COVINGTON—A St. Tammany Parish jury rejected a Slidell man’s claims that he was a confidential informant for the federal Drug Enforcement Administration and found him guilty Thursday (June 4) of two counts of distribution of cocaine, possession with the intent to distribute cocaine, possession of Alprazolam (Xanax), and possession of a firearm by a convicted felon. As a multiple offender, the defendant, Charles Ray Thompson Jr., 33, faces 30 years to life in prison.

Assistant District Attorneys Joey Oubre and Ken Dohre prosecuted the case before Judge William J. “Rusty” Knight. The investigation was conducted by the St. Tammany Parish Sheriff’s Office and various task force agents.

The case centered on two incidents in 2014, when Thompson, who is also known as “Chunk” and “Chuckie,” sold cocaine to undercover officers from his Slidell home. Thompson was videotaped selling 8 grams of cocaine to an undercover agent on the evening of Sept. 25 and then another 6 grams on Nov. 20. The videos of the drug sales were played in court.

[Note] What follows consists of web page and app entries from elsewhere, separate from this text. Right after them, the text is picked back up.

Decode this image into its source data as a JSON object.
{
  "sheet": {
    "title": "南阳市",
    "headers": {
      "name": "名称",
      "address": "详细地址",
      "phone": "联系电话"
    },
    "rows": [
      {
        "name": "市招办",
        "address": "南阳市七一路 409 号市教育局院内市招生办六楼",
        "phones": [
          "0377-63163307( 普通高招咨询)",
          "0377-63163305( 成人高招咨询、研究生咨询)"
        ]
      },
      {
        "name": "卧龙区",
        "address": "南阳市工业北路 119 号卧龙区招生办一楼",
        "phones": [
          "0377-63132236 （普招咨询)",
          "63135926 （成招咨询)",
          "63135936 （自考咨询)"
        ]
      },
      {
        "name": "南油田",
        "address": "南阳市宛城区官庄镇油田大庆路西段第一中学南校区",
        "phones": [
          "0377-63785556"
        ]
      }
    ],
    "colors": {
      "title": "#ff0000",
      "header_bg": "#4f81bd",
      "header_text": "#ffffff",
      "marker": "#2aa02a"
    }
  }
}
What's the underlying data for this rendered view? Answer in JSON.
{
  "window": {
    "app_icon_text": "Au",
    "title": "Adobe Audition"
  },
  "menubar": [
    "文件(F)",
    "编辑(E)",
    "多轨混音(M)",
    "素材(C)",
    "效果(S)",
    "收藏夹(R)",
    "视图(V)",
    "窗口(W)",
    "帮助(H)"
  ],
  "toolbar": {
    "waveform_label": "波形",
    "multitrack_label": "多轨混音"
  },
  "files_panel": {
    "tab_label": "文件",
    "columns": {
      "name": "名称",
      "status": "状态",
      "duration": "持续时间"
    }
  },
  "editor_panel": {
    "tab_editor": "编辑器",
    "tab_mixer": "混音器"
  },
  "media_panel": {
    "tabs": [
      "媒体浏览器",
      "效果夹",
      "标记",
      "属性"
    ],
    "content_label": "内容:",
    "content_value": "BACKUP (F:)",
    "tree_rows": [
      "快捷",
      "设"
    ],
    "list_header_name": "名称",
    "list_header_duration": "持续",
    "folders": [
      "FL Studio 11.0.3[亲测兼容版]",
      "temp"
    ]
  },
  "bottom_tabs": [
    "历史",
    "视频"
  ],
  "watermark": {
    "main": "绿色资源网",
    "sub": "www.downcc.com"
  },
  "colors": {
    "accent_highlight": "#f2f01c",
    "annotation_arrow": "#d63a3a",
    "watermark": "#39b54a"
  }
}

When officers executed a search warrant at the trailer home where the purchases had been made, they seized the gun, Xanax pills, a half-ounce of crack cocaine and powder cocaine, as well as a glass mixing bowl containing a cloudy liquid, a metal whisk, a scale, sandwich bags, and other items used to produce and sell the drugs.

Thompson’s trial began Monday (June 1) with jury selection but was delayed a day by his last-minute attempts to call agents from the Drug Enforcement Administration (D.E.A.) to testify on his behalf. Thompson claimed that he was an informant for the federal agency and had purchased the drugs to provide helpful information about the drug trade.

The D.E.A. agents testified that they indeed had signed Thompson as a confidential informant after he was arrested June 6, 2013, by the Sulphur Police Department for transporting cocaine. But, the agent said, Thompson was deactivated as a confidential source in July 2014, months before he was captured on video selling drugs in this case. Thompson’s services were discontinued after the St. Tammany Parish Sheriff’s Office arrested him for various property crimes.

“Police take drugs off the streets. They don’t put drugs on the street,” Oubre said in his closing argument. “They receive information from a source, do their homework, make a plan, and execute that plan with many officers involved…This guy was not acting for police or on behalf of police. He thought he was smarter than police or that somehow he could play both sides of the fence.”

The jury ultimately refused to buy Thompson’s argument that he had been entrapped.

Thompson’s sentencing hearing is set for July 2. He also has other charges pending against him in two separate cases.